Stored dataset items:
------------------------------------------------------------
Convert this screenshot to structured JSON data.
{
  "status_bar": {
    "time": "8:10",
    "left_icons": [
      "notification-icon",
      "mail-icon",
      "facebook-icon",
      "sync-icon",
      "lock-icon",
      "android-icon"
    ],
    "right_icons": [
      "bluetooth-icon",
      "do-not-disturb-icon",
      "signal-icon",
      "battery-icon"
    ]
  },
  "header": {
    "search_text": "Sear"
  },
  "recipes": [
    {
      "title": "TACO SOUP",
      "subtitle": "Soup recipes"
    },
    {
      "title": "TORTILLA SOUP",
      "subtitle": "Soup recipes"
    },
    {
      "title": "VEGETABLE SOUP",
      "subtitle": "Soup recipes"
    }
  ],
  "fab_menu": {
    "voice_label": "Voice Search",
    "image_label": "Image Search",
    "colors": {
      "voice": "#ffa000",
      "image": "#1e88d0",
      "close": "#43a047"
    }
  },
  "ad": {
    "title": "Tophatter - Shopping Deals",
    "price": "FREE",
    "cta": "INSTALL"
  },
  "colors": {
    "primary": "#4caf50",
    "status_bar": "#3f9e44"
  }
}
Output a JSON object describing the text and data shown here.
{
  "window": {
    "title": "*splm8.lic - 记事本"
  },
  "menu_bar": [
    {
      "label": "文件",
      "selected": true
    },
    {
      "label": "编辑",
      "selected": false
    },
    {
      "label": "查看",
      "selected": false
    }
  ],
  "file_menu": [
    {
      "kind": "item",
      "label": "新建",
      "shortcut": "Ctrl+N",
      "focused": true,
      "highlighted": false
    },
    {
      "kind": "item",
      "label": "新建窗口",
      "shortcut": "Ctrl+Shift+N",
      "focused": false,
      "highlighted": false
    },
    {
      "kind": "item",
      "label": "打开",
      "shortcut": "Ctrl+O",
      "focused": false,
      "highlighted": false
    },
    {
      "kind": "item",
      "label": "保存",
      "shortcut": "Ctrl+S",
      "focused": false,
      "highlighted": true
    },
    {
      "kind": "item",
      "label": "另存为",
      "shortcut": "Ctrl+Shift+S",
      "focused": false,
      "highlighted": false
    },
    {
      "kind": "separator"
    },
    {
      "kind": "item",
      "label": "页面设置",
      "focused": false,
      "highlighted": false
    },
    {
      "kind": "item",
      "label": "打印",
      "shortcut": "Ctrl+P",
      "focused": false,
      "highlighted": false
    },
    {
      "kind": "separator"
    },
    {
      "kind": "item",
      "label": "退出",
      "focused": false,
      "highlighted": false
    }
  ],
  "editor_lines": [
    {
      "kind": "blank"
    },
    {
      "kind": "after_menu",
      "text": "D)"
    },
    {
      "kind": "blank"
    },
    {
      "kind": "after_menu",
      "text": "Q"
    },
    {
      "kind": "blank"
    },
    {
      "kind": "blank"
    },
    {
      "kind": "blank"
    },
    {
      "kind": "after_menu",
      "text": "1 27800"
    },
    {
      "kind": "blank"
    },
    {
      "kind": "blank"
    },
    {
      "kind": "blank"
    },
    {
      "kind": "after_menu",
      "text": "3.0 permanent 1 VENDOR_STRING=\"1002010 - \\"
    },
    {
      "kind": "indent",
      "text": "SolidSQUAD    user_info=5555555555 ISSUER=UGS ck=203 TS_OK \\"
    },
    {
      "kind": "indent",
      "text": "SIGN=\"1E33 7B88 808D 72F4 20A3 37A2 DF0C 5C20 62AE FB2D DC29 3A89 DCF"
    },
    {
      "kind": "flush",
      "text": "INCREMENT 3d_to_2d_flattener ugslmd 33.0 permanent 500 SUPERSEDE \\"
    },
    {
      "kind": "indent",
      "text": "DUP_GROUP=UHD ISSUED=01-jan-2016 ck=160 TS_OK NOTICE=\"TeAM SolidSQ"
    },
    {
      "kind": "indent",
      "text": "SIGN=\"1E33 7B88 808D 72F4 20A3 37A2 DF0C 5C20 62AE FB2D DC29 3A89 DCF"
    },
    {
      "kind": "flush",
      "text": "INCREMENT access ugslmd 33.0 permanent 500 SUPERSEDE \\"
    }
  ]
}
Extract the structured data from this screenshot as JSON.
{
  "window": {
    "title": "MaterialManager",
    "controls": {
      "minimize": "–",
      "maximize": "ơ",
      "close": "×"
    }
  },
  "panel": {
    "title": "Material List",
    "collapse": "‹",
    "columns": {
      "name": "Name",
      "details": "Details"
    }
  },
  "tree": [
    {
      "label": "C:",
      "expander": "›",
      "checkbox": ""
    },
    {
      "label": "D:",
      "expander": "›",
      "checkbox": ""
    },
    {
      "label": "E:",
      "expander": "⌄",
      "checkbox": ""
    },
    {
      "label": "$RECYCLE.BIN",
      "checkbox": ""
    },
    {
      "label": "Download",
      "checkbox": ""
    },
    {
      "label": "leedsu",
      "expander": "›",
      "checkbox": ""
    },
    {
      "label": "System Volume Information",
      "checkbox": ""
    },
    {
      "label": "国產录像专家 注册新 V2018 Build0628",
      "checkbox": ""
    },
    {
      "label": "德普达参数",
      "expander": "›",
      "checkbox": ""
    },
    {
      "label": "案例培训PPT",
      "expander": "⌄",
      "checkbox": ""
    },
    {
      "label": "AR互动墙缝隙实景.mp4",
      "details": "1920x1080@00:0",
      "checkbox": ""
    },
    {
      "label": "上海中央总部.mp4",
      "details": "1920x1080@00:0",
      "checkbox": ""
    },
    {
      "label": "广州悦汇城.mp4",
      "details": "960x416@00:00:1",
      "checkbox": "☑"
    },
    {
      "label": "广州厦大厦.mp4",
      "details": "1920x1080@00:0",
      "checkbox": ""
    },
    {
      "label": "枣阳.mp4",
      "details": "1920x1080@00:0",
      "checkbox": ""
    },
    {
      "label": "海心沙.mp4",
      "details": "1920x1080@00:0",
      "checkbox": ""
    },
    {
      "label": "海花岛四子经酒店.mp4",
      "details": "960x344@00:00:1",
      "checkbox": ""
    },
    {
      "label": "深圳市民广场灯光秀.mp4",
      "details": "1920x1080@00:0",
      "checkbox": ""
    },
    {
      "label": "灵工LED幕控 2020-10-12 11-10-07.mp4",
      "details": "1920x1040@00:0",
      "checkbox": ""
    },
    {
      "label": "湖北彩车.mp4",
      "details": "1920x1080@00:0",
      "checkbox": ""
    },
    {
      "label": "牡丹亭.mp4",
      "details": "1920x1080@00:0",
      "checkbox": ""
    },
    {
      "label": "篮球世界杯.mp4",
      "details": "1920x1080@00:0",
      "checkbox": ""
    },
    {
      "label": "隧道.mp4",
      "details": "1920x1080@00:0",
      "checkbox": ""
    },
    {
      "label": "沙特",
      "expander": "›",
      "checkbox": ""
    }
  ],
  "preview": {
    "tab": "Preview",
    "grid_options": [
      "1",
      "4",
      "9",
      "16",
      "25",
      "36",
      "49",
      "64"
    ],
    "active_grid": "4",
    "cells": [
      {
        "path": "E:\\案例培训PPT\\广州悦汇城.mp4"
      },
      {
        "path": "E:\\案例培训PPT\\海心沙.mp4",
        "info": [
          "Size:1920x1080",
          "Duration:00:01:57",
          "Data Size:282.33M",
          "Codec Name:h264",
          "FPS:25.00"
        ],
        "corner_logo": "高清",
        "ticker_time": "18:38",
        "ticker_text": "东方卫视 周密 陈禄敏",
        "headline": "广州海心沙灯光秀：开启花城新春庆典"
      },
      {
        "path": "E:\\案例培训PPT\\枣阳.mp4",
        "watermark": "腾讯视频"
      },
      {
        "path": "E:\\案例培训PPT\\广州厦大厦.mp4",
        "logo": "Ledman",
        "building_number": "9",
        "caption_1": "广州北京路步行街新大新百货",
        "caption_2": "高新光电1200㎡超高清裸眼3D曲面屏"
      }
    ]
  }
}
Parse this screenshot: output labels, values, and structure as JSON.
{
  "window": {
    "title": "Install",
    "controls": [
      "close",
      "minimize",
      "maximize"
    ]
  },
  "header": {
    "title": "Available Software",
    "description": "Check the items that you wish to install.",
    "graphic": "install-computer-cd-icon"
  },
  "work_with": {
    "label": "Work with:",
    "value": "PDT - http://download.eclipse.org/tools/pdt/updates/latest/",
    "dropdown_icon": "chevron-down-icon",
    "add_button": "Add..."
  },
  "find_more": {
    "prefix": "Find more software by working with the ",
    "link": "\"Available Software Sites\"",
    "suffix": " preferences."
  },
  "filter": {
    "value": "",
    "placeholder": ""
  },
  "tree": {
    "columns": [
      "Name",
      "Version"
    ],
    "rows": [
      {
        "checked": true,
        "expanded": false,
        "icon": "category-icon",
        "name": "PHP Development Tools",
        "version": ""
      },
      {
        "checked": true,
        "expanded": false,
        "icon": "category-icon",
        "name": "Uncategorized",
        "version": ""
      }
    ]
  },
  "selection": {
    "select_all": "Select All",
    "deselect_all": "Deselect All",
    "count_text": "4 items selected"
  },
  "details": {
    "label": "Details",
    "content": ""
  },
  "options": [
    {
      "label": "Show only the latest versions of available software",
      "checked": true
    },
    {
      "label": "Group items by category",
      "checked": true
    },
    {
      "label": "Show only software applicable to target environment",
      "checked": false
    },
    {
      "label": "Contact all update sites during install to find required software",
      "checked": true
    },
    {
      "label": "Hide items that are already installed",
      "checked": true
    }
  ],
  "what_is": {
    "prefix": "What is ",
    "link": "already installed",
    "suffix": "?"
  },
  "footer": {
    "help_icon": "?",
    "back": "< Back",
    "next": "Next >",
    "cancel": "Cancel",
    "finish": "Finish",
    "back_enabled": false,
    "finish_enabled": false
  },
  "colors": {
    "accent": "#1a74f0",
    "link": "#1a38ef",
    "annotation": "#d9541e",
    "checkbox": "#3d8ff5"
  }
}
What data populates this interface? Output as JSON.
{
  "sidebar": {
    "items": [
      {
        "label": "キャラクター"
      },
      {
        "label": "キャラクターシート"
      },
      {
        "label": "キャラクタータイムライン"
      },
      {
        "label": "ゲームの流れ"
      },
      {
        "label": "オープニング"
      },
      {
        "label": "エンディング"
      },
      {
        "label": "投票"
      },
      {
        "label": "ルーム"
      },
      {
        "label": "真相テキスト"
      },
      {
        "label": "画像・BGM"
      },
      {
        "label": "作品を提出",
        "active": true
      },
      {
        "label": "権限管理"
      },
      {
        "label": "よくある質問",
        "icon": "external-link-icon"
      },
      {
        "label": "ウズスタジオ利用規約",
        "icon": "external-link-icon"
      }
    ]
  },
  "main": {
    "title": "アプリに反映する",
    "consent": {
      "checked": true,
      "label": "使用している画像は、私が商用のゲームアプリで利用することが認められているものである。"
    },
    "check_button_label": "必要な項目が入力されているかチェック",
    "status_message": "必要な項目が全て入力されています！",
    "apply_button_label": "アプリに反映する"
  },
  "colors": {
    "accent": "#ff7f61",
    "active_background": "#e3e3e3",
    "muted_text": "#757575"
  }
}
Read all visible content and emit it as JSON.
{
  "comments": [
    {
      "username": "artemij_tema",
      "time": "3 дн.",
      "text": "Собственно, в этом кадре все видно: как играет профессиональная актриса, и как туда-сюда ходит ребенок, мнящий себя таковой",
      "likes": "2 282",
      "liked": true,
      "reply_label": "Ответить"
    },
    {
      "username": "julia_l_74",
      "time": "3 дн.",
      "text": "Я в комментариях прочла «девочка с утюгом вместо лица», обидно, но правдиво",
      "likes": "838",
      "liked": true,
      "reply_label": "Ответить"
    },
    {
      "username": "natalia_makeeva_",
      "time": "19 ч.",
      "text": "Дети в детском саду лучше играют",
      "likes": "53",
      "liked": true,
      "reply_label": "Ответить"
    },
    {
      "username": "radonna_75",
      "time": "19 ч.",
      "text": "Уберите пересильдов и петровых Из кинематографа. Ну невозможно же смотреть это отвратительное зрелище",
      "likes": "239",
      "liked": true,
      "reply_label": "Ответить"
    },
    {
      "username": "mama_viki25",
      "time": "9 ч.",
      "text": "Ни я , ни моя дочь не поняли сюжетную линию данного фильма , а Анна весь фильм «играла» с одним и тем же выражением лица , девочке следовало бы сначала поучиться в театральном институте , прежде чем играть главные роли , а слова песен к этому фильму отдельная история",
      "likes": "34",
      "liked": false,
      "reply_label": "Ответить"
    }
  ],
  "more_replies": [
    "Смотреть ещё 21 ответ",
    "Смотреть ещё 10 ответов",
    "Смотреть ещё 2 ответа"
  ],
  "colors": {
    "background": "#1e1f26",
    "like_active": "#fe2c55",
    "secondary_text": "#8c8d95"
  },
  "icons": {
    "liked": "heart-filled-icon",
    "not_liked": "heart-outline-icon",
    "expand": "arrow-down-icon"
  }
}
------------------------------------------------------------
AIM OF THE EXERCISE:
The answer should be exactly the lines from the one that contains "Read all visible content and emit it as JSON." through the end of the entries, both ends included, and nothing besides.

WRITTEN ANSWER:
Read all visible content and emit it as JSON.
{
  "comments": [
    {
      "username": "artemij_tema",
      "time": "3 дн.",
      "text": "Собственно, в этом кадре все видно: как играет профессиональная актриса, и как туда-сюда ходит ребенок, мнящий себя таковой",
      "likes": "2 282",
      "liked": true,
      "reply_label": "Ответить"
    },
    {
      "username": "julia_l_74",
      "time": "3 дн.",
      "text": "Я в комментариях прочла «девочка с утюгом вместо лица», обидно, но правдиво",
      "likes": "838",
      "liked": true,
      "reply_label": "Ответить"
    },
    {
      "username": "natalia_makeeva_",
      "time": "19 ч.",
      "text": "Дети в детском саду лучше играют",
      "likes": "53",
      "liked": true,
      "reply_label": "Ответить"
    },
    {
      "username": "radonna_75",
      "time": "19 ч.",
      "text": "Уберите пересильдов и петровых Из кинематографа. Ну невозможно же смотреть это отвратительное зрелище",
      "likes": "239",
      "liked": true,
      "reply_label": "Ответить"
    },
    {
      "username": "mama_viki25",
      "time": "9 ч.",
      "text": "Ни я , ни моя дочь не поняли сюжетную линию данного фильма , а Анна весь фильм «играла» с одним и тем же выражением лица , девочке следовало бы сначала поучиться в театральном институте , прежде чем играть главные роли , а слова песен к этому фильму отдельная история",
      "likes": "34",
      "liked": false,
      "reply_label": "Ответить"
    }
  ],
  "more_replies": [
    "Смотреть ещё 21 ответ",
    "Смотреть ещё 10 ответов",
    "Смотреть ещё 2 ответа"
  ],
  "colors": {
    "background": "#1e1f26",
    "like_active": "#fe2c55",
    "secondary_text": "#8c8d95"
  },
  "icons": {
    "liked": "heart-filled-icon",
    "not_liked": "heart-outline-icon",
    "expand": "arrow-down-icon"
  }
}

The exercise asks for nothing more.